■ INPUT DATA
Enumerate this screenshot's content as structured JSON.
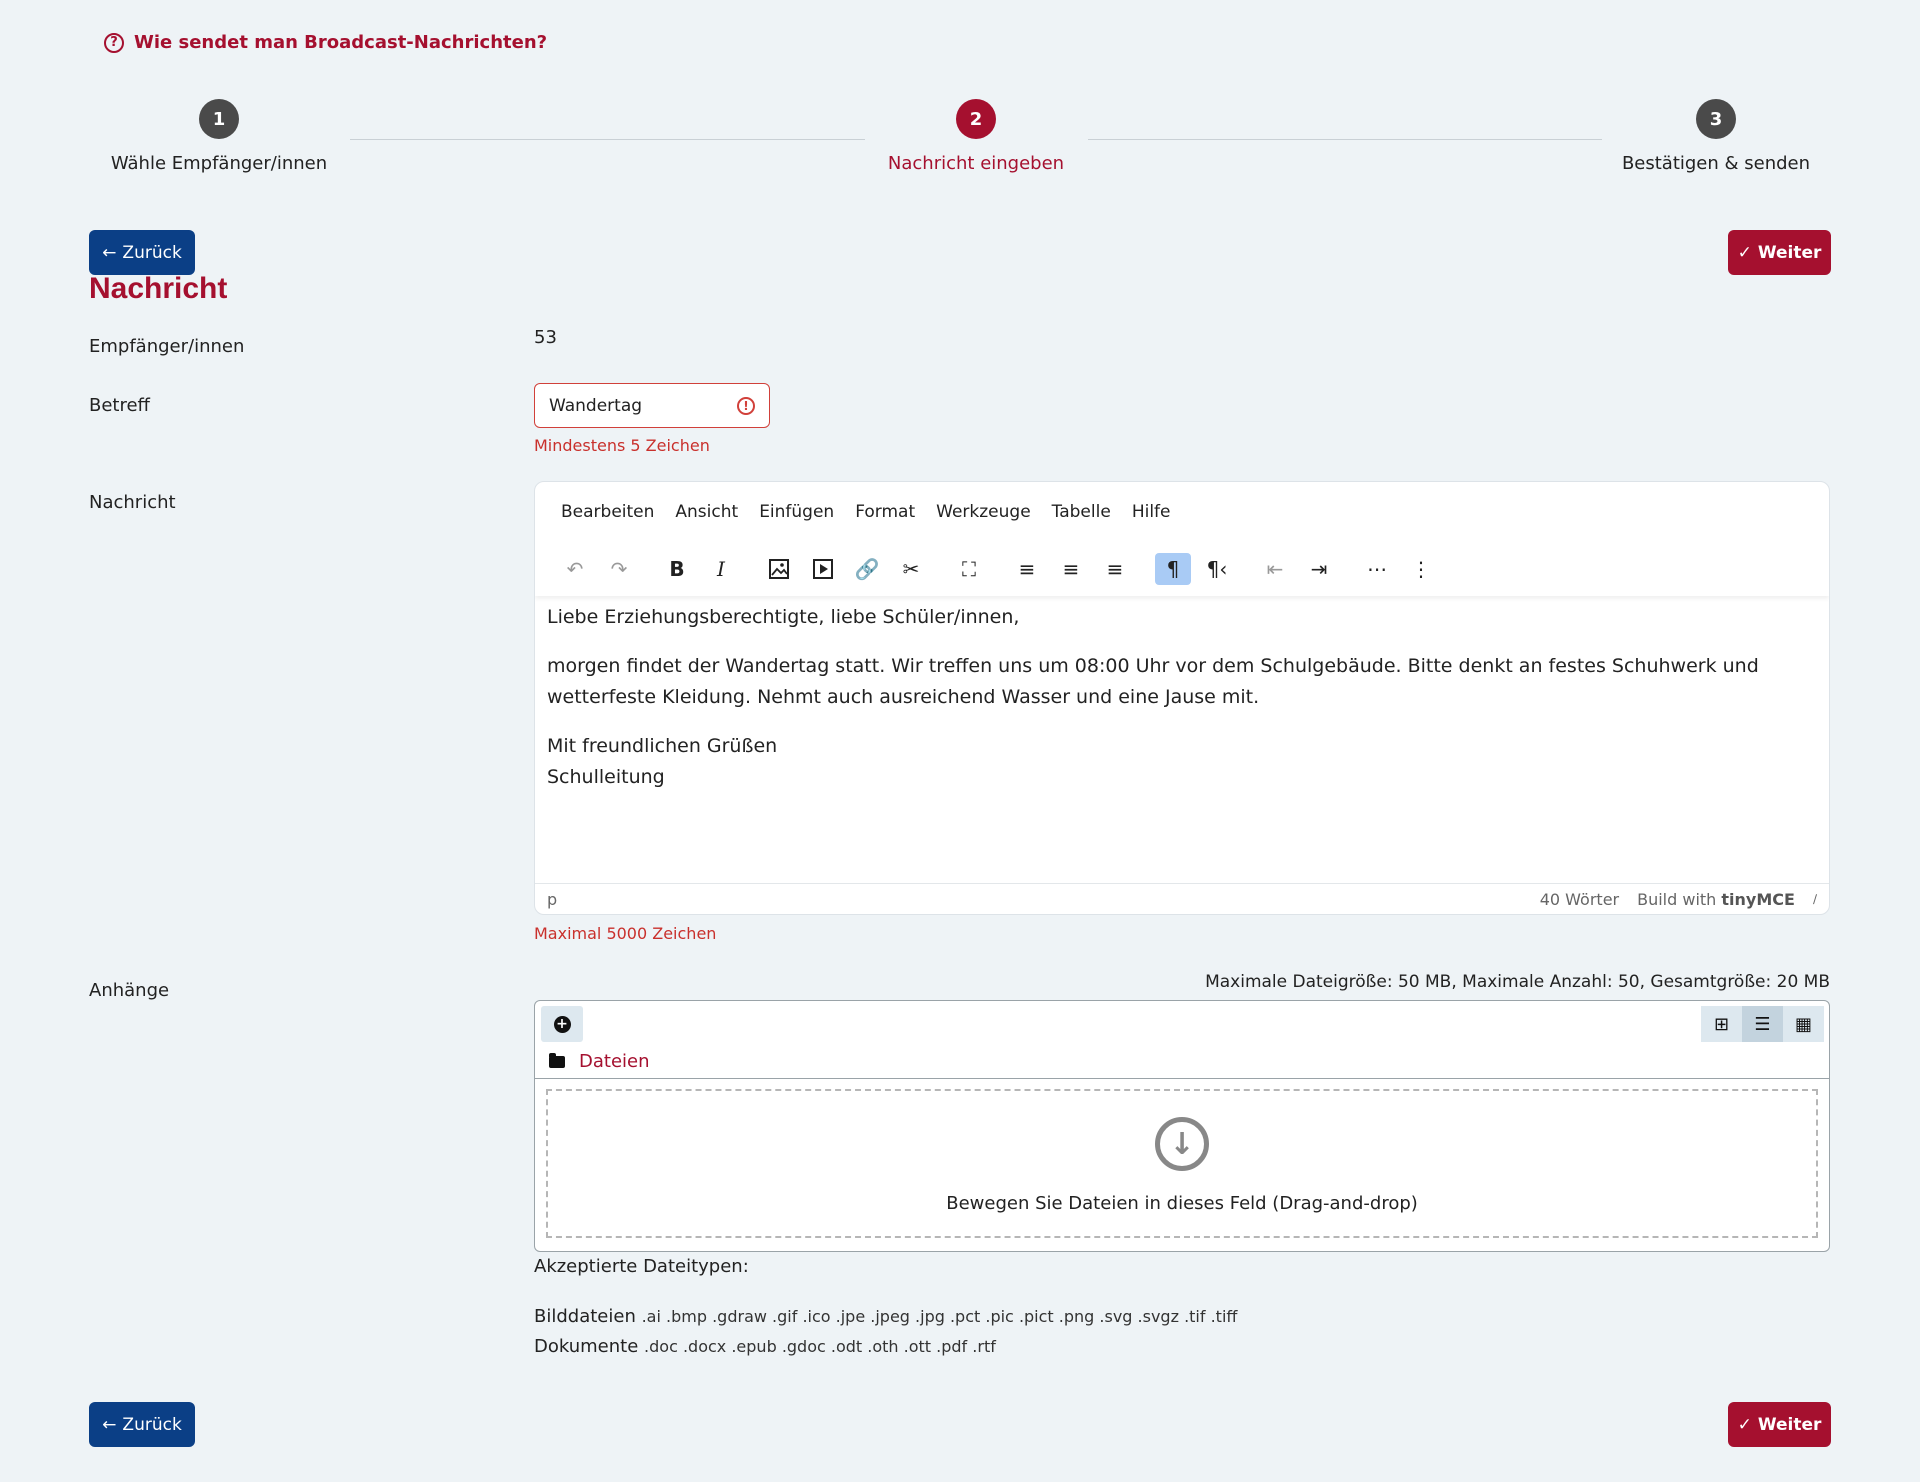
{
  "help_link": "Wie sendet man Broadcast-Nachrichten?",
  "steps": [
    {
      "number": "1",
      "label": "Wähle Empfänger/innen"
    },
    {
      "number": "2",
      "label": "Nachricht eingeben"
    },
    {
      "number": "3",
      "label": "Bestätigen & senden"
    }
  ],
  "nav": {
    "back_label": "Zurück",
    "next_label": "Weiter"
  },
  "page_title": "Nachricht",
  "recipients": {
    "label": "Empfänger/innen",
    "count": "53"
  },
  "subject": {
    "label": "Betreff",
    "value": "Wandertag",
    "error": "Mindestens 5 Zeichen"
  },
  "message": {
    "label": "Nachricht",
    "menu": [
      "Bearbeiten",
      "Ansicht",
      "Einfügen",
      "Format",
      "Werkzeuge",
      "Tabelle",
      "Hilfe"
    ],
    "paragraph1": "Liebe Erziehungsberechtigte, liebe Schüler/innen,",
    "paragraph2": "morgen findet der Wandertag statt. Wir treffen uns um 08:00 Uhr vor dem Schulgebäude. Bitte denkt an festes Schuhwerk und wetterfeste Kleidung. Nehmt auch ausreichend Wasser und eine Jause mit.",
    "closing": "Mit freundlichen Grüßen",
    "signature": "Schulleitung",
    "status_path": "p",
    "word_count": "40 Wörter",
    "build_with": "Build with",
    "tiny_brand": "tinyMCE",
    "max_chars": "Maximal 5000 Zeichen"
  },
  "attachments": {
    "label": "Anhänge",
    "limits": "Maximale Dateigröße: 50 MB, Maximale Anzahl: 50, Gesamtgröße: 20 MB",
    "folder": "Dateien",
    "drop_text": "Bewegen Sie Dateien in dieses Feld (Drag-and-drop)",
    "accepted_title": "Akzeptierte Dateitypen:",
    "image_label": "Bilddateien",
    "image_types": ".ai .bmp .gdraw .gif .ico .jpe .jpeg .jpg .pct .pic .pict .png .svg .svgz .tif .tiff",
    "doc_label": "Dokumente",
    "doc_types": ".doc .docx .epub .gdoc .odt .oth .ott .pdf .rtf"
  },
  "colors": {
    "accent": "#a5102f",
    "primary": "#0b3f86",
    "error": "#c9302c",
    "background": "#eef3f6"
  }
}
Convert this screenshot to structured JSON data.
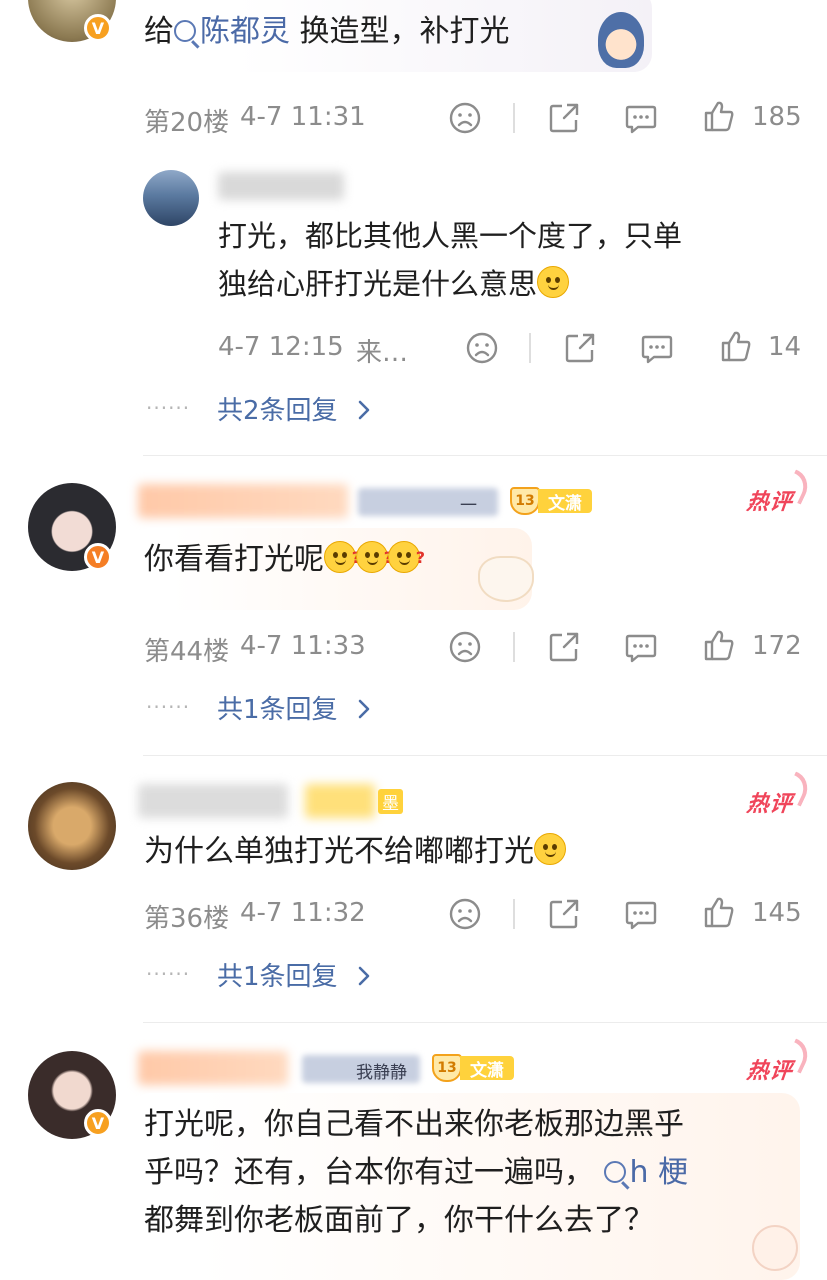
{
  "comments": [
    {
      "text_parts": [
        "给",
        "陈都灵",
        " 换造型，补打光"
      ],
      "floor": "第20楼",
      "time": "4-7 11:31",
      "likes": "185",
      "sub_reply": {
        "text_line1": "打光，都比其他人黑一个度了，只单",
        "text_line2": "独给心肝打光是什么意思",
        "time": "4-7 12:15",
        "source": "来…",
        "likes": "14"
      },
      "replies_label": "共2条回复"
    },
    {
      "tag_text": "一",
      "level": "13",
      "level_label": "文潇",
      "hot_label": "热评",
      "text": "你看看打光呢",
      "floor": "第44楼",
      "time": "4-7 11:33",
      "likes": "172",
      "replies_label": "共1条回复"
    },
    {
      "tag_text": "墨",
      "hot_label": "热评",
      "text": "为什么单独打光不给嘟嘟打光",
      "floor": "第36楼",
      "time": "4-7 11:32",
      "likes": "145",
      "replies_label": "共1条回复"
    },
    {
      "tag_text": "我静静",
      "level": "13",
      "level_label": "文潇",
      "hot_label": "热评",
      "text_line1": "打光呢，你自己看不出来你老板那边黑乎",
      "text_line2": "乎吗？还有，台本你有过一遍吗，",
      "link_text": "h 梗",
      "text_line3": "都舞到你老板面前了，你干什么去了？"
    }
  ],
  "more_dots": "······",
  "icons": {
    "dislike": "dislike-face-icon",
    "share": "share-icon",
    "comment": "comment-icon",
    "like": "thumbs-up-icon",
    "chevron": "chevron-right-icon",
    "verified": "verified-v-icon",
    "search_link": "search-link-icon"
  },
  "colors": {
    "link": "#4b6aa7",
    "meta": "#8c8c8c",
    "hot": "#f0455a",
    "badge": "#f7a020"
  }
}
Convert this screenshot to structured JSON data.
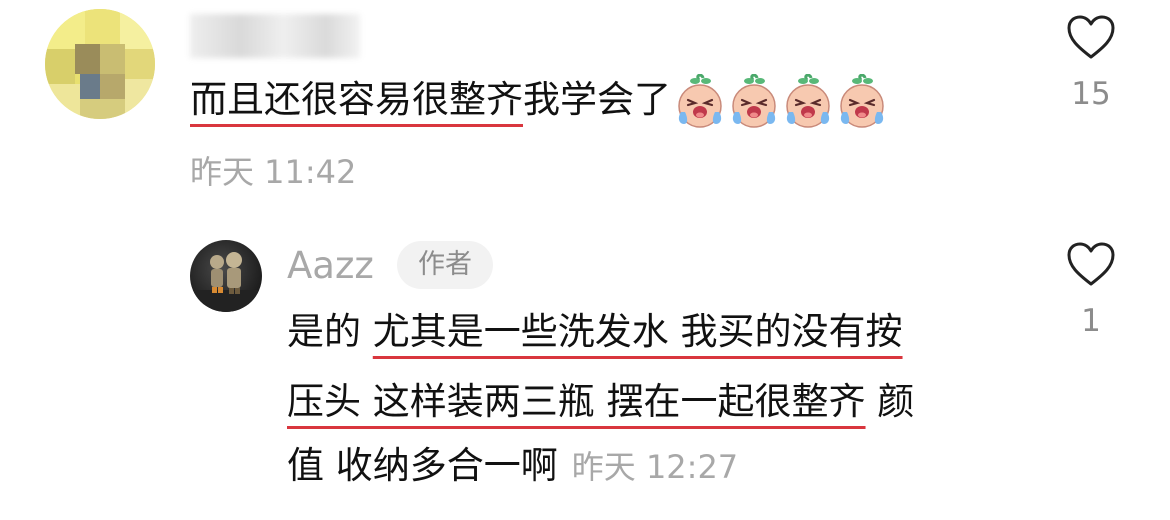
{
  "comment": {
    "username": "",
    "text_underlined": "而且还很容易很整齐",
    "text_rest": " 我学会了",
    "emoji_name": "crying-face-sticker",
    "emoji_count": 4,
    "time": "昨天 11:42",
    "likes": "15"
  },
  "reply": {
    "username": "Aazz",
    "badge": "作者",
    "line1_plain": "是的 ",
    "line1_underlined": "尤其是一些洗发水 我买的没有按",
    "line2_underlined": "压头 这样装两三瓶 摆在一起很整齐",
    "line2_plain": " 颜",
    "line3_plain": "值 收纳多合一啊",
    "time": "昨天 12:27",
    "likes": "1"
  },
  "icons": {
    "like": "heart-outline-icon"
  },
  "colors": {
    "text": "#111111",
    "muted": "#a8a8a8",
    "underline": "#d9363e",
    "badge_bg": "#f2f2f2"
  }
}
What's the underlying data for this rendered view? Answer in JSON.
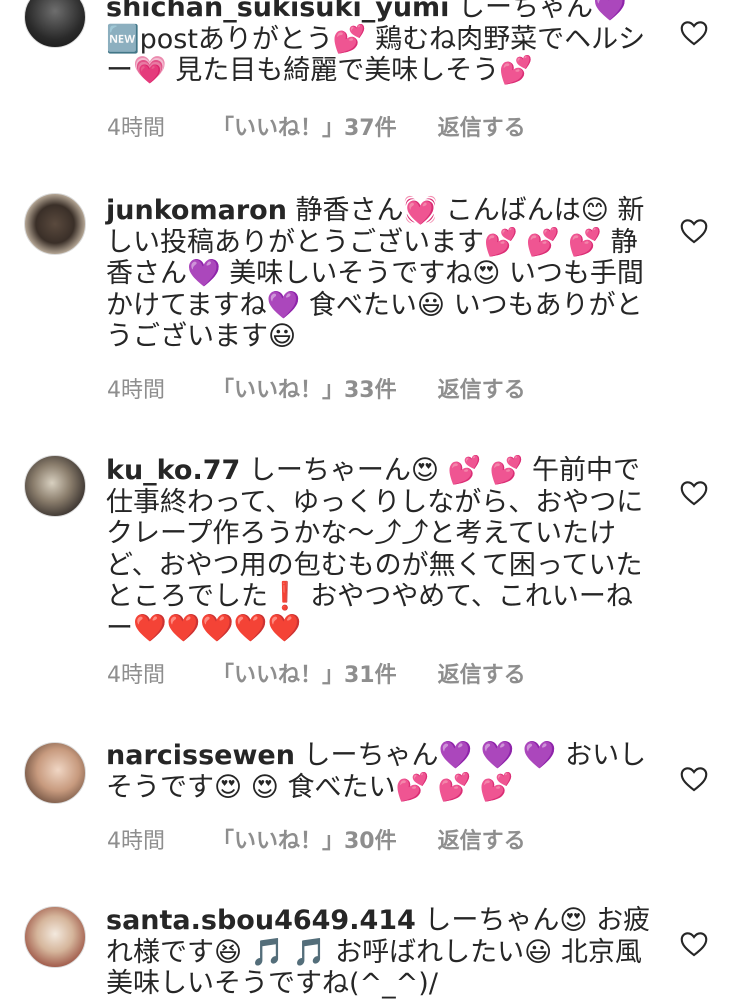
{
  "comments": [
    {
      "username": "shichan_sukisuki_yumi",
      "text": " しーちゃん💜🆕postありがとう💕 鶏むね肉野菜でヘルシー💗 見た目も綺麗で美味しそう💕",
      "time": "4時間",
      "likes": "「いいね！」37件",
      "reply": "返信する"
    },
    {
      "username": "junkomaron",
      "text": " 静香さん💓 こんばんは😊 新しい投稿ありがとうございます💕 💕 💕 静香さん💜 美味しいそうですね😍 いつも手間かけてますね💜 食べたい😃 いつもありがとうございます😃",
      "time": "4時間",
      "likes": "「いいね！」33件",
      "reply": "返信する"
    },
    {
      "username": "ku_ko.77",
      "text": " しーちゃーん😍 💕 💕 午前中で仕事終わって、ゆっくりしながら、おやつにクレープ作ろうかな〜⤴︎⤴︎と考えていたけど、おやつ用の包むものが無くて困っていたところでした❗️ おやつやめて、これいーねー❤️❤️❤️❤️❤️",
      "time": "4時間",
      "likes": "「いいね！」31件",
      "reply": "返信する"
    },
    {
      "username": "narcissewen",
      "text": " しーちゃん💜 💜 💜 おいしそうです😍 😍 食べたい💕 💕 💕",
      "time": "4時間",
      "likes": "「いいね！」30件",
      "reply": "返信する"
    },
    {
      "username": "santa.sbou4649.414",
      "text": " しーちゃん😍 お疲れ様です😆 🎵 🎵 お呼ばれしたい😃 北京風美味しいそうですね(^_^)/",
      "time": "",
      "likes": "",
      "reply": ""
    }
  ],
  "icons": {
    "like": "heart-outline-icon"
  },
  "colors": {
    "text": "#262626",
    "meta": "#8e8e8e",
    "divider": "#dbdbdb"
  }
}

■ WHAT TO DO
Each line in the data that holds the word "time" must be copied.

■ EXERCISE ANSWER
      "time": "4-7 11:31",
        "time": "4-7 12:15",
      "time": "4-7 11:33",
      "time": "4-7 11:32",
    "time": "昨天 11:42",
    "time": "昨天 12:27",
      "time": "4時間",
      "time": "4時間",
      "time": "4時間",
      "time": "4時間",
      "time": "",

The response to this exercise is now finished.